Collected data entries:
────
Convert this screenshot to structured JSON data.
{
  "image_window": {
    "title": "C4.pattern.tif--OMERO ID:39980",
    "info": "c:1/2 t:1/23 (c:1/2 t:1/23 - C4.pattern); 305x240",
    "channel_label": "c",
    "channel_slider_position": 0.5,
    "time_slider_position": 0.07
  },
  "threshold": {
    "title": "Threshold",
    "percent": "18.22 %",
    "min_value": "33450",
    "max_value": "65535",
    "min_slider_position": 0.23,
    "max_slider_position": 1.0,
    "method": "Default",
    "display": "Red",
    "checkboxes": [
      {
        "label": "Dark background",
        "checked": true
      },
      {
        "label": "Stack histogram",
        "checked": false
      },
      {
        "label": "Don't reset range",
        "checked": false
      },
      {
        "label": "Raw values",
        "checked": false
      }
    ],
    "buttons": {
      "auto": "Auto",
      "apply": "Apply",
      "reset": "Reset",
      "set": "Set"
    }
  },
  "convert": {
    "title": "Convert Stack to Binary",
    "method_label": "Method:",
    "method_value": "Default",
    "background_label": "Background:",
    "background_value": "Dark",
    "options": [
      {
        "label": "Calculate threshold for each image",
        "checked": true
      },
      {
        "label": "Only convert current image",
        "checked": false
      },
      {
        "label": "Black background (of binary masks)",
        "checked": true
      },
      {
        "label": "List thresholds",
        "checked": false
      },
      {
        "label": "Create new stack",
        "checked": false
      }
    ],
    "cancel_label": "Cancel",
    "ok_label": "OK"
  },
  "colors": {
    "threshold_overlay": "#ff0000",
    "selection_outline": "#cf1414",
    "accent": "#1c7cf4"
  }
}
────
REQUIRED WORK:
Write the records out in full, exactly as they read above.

ANSWER TO THE PROBLEM:
Convert this screenshot to structured JSON data.
{
  "image_window": {
    "title": "C4.pattern.tif--OMERO ID:39980",
    "info": "c:1/2 t:1/23 (c:1/2 t:1/23 - C4.pattern); 305x240",
    "channel_label": "c",
    "channel_slider_position": 0.5,
    "time_slider_position": 0.07
  },
  "threshold": {
    "title": "Threshold",
    "percent": "18.22 %",
    "min_value": "33450",
    "max_value": "65535",
    "min_slider_position": 0.23,
    "max_slider_position": 1.0,
    "method": "Default",
    "display": "Red",
    "checkboxes": [
      {
        "label": "Dark background",
        "checked": true
      },
      {
        "label": "Stack histogram",
        "checked": false
      },
      {
        "label": "Don't reset range",
        "checked": false
      },
      {
        "label": "Raw values",
        "checked": false
      }
    ],
    "buttons": {
      "auto": "Auto",
      "apply": "Apply",
      "reset": "Reset",
      "set": "Set"
    }
  },
  "convert": {
    "title": "Convert Stack to Binary",
    "method_label": "Method:",
    "method_value": "Default",
    "background_label": "Background:",
    "background_value": "Dark",
    "options": [
      {
        "label": "Calculate threshold for each image",
        "checked": true
      },
      {
        "label": "Only convert current image",
        "checked": false
      },
      {
        "label": "Black background (of binary masks)",
        "checked": true
      },
      {
        "label": "List thresholds",
        "checked": false
      },
      {
        "label": "Create new stack",
        "checked": false
      }
    ],
    "cancel_label": "Cancel",
    "ok_label": "OK"
  },
  "colors": {
    "threshold_overlay": "#ff0000",
    "selection_outline": "#cf1414",
    "accent": "#1c7cf4"
  }
}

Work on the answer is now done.